■ EXERCISE AIM
Every record needs to be repeated exactly; its pictures do not.

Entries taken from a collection
|---|
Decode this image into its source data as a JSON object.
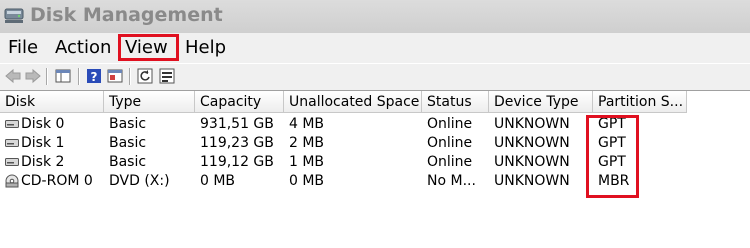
{
  "window": {
    "title": "Disk Management",
    "icon": "disk-management-icon"
  },
  "menu": {
    "items": [
      "File",
      "Action",
      "View",
      "Help"
    ],
    "highlighted": "View"
  },
  "toolbar": {
    "buttons": [
      "back-icon",
      "forward-icon",
      "console-view-icon",
      "help-icon",
      "properties-icon",
      "refresh-icon",
      "export-icon"
    ]
  },
  "table": {
    "columns": [
      "Disk",
      "Type",
      "Capacity",
      "Unallocated Space",
      "Status",
      "Device Type",
      "Partition S..."
    ],
    "rows": [
      {
        "icon": "hard-disk-icon",
        "disk": "Disk 0",
        "type": "Basic",
        "capacity": "931,51 GB",
        "unallocated": "4 MB",
        "status": "Online",
        "device_type": "UNKNOWN",
        "partition_style": "GPT"
      },
      {
        "icon": "hard-disk-icon",
        "disk": "Disk 1",
        "type": "Basic",
        "capacity": "119,23 GB",
        "unallocated": "2 MB",
        "status": "Online",
        "device_type": "UNKNOWN",
        "partition_style": "GPT"
      },
      {
        "icon": "hard-disk-icon",
        "disk": "Disk 2",
        "type": "Basic",
        "capacity": "119,12 GB",
        "unallocated": "1 MB",
        "status": "Online",
        "device_type": "UNKNOWN",
        "partition_style": "GPT"
      },
      {
        "icon": "cd-rom-icon",
        "disk": "CD-ROM 0",
        "type": "DVD (X:)",
        "capacity": "0 MB",
        "unallocated": "0 MB",
        "status": "No M...",
        "device_type": "UNKNOWN",
        "partition_style": "MBR"
      }
    ]
  },
  "colors": {
    "highlight": "#e01020",
    "title_text": "#8a8a8a",
    "toolbar_help": "#2a4bb8"
  }
}
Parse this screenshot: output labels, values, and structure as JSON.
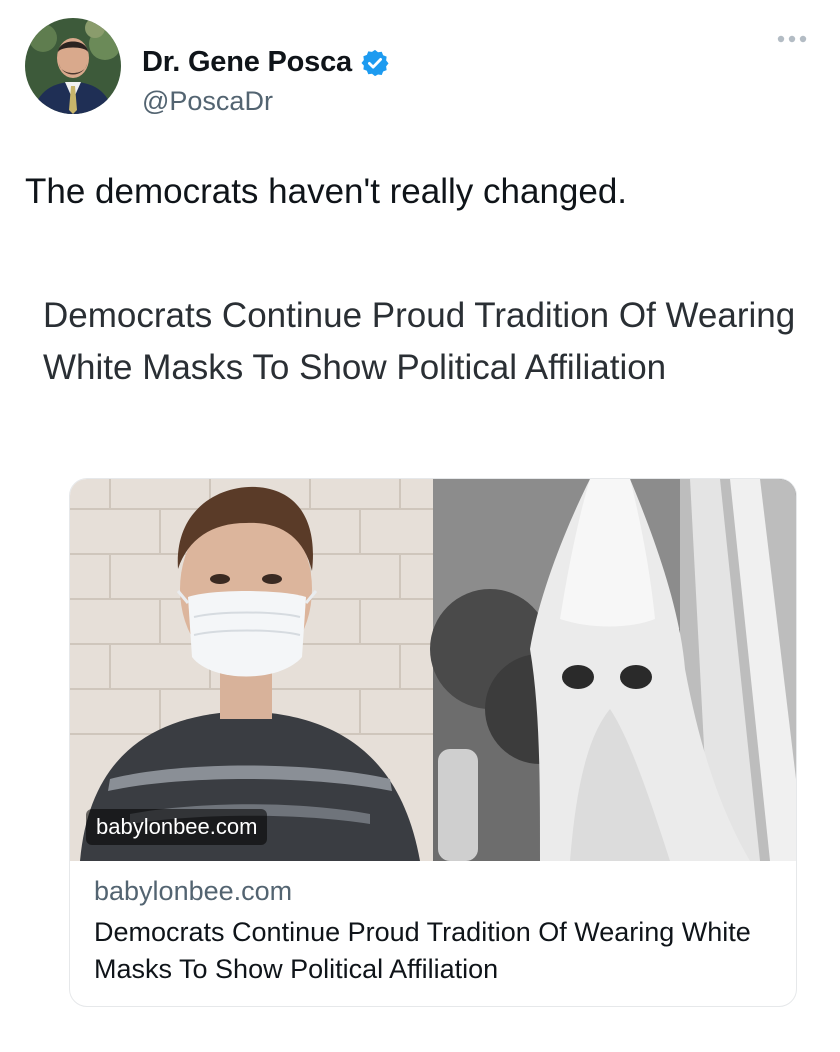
{
  "author": {
    "display_name": "Dr. Gene Posca",
    "handle": "@PoscaDr",
    "verified": true,
    "avatar_icon": "profile-photo"
  },
  "tweet": {
    "text": "The democrats haven't really changed."
  },
  "quote": {
    "headline": "Democrats Continue Proud Tradition Of Wearing White Masks To Show Political Affiliation"
  },
  "link_card": {
    "image_watermark": "babylonbee.com",
    "domain": "babylonbee.com",
    "title": "Democrats Continue Proud Tradition Of Wearing White Masks To Show Political Affiliation"
  },
  "colors": {
    "verified_blue": "#1d9bf0",
    "secondary_text": "#536471",
    "primary_text": "#0f1419"
  }
}
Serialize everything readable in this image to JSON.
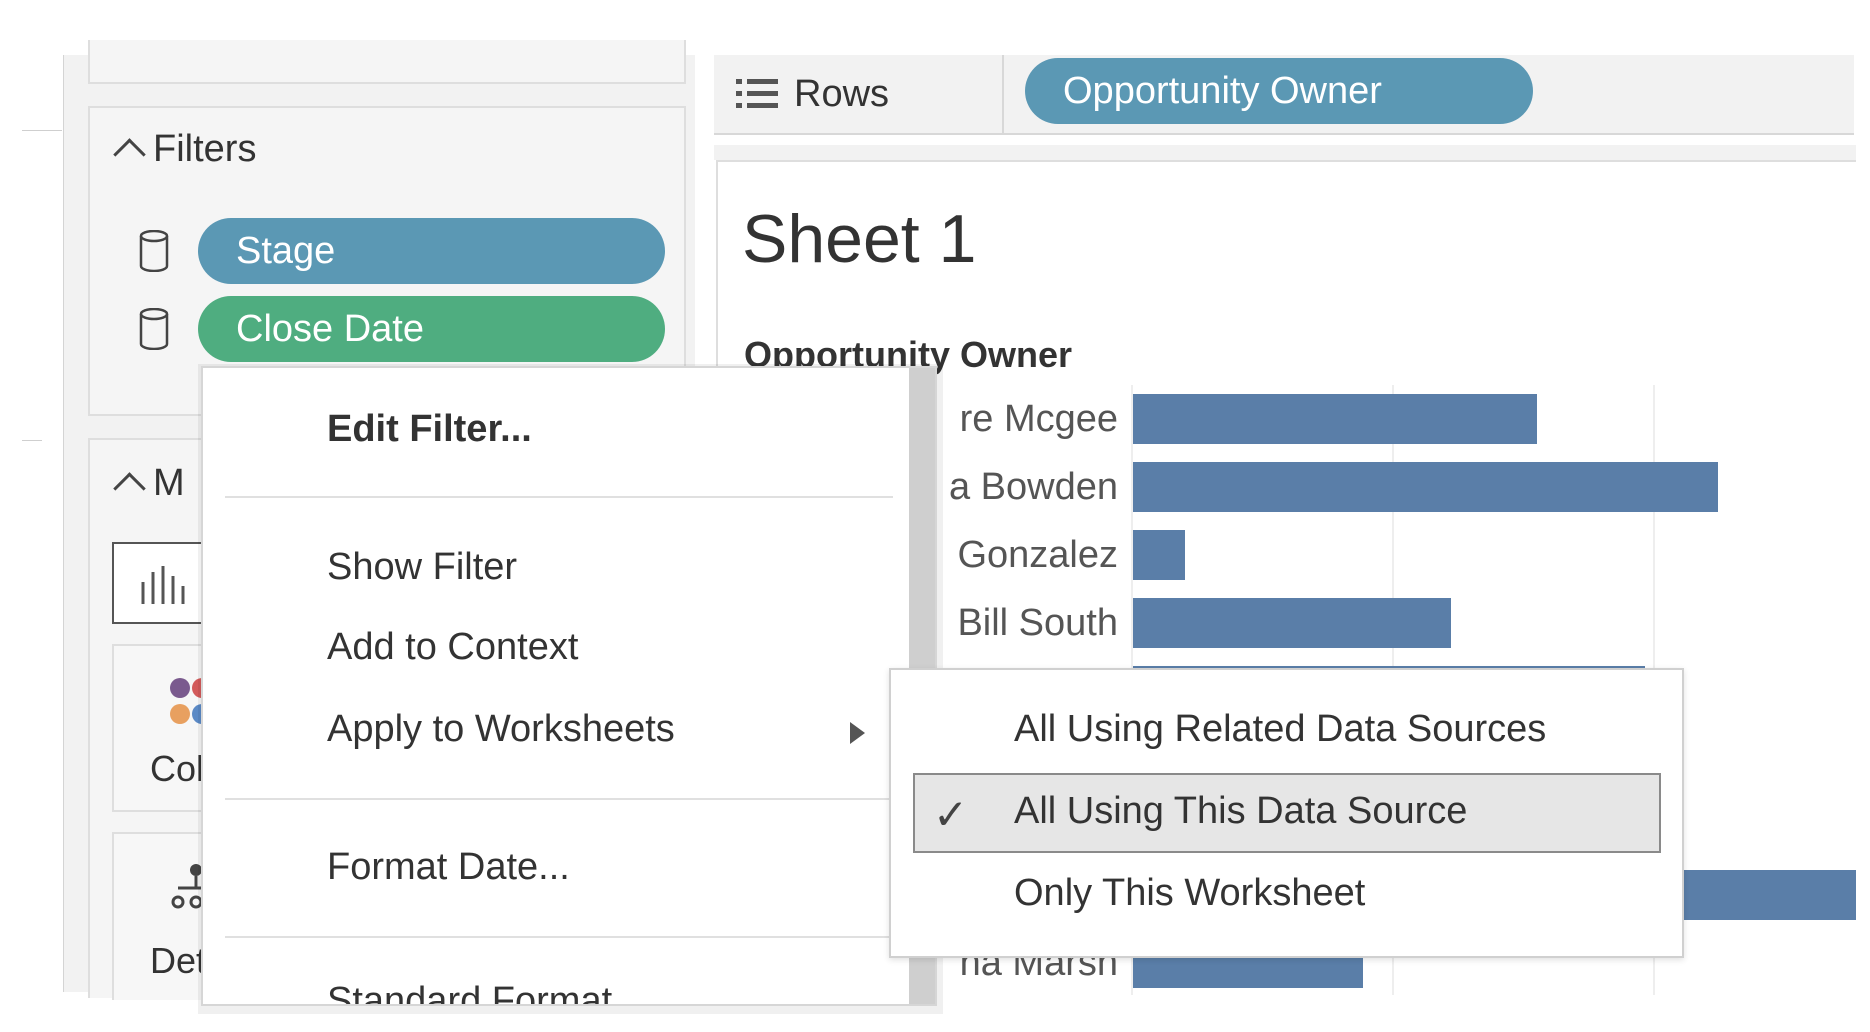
{
  "rows_shelf": {
    "label": "Rows",
    "pill": "Opportunity Owner"
  },
  "filters": {
    "title": "Filters",
    "items": [
      {
        "label": "Stage",
        "color": "#5b98b4"
      },
      {
        "label": "Close Date",
        "color": "#4fad80"
      }
    ]
  },
  "marks": {
    "title_visible": "M",
    "color_label_visible": "Col",
    "detail_label_visible": "Det"
  },
  "sheet": {
    "title": "Sheet 1",
    "column_header": "Opportunity Owner",
    "row_labels": [
      "re Mcgee",
      "a Bowden",
      "Gonzalez",
      "Bill South",
      "na Marsh"
    ],
    "bar_color": "#5a7ea8"
  },
  "context_menu": {
    "items": [
      {
        "label": "Edit Filter...",
        "bold": true
      },
      {
        "label": "Show Filter"
      },
      {
        "label": "Add to Context"
      },
      {
        "label": "Apply to Worksheets",
        "has_submenu": true
      },
      {
        "label": "Format Date..."
      },
      {
        "label": "Standard Format"
      }
    ]
  },
  "submenu": {
    "items": [
      {
        "label": "All Using Related Data Sources",
        "checked": false
      },
      {
        "label": "All Using This Data Source",
        "checked": true
      },
      {
        "label": "Only This Worksheet",
        "checked": false
      }
    ],
    "check_glyph": "✓"
  }
}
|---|
■ ANSWER FOR THE TASK
Decode this image into its source data as a JSON object.
{
  "window": {
    "title": "Disk Management",
    "icon": "disk-management-icon"
  },
  "menu": {
    "items": [
      "File",
      "Action",
      "View",
      "Help"
    ],
    "highlighted": "View"
  },
  "toolbar": {
    "buttons": [
      "back-icon",
      "forward-icon",
      "console-view-icon",
      "help-icon",
      "properties-icon",
      "refresh-icon",
      "export-icon"
    ]
  },
  "table": {
    "columns": [
      "Disk",
      "Type",
      "Capacity",
      "Unallocated Space",
      "Status",
      "Device Type",
      "Partition S..."
    ],
    "rows": [
      {
        "icon": "hard-disk-icon",
        "disk": "Disk 0",
        "type": "Basic",
        "capacity": "931,51 GB",
        "unallocated": "4 MB",
        "status": "Online",
        "device_type": "UNKNOWN",
        "partition_style": "GPT"
      },
      {
        "icon": "hard-disk-icon",
        "disk": "Disk 1",
        "type": "Basic",
        "capacity": "119,23 GB",
        "unallocated": "2 MB",
        "status": "Online",
        "device_type": "UNKNOWN",
        "partition_style": "GPT"
      },
      {
        "icon": "hard-disk-icon",
        "disk": "Disk 2",
        "type": "Basic",
        "capacity": "119,12 GB",
        "unallocated": "1 MB",
        "status": "Online",
        "device_type": "UNKNOWN",
        "partition_style": "GPT"
      },
      {
        "icon": "cd-rom-icon",
        "disk": "CD-ROM 0",
        "type": "DVD (X:)",
        "capacity": "0 MB",
        "unallocated": "0 MB",
        "status": "No M...",
        "device_type": "UNKNOWN",
        "partition_style": "MBR"
      }
    ]
  },
  "colors": {
    "highlight": "#e01020",
    "title_text": "#8a8a8a",
    "toolbar_help": "#2a4bb8"
  }
}
Parse this screenshot: output labels, values, and structure as JSON.
{
  "author": {
    "display_name": "Dr. Gene Posca",
    "handle": "@PoscaDr",
    "verified": true,
    "avatar_icon": "profile-photo"
  },
  "tweet": {
    "text": "The democrats haven't really changed."
  },
  "quote": {
    "headline": "Democrats Continue Proud Tradition Of Wearing White Masks To Show Political Affiliation"
  },
  "link_card": {
    "image_watermark": "babylonbee.com",
    "domain": "babylonbee.com",
    "title": "Democrats Continue Proud Tradition Of Wearing White Masks To Show Political Affiliation"
  },
  "colors": {
    "verified_blue": "#1d9bf0",
    "secondary_text": "#536471",
    "primary_text": "#0f1419"
  }
}
Serialize everything readable in this image to JSON.
{
  "rows_shelf": {
    "label": "Rows",
    "pill": "Opportunity Owner"
  },
  "filters": {
    "title": "Filters",
    "items": [
      {
        "label": "Stage",
        "color": "#5b98b4"
      },
      {
        "label": "Close Date",
        "color": "#4fad80"
      }
    ]
  },
  "marks": {
    "title_visible": "M",
    "color_label_visible": "Col",
    "detail_label_visible": "Det"
  },
  "sheet": {
    "title": "Sheet 1",
    "column_header": "Opportunity Owner",
    "row_labels": [
      "re Mcgee",
      "a Bowden",
      "Gonzalez",
      "Bill South",
      "na Marsh"
    ],
    "bar_color": "#5a7ea8"
  },
  "context_menu": {
    "items": [
      {
        "label": "Edit Filter...",
        "bold": true
      },
      {
        "label": "Show Filter"
      },
      {
        "label": "Add to Context"
      },
      {
        "label": "Apply to Worksheets",
        "has_submenu": true
      },
      {
        "label": "Format Date..."
      },
      {
        "label": "Standard Format"
      }
    ]
  },
  "submenu": {
    "items": [
      {
        "label": "All Using Related Data Sources",
        "checked": false
      },
      {
        "label": "All Using This Data Source",
        "checked": true
      },
      {
        "label": "Only This Worksheet",
        "checked": false
      }
    ],
    "check_glyph": "✓"
  }
}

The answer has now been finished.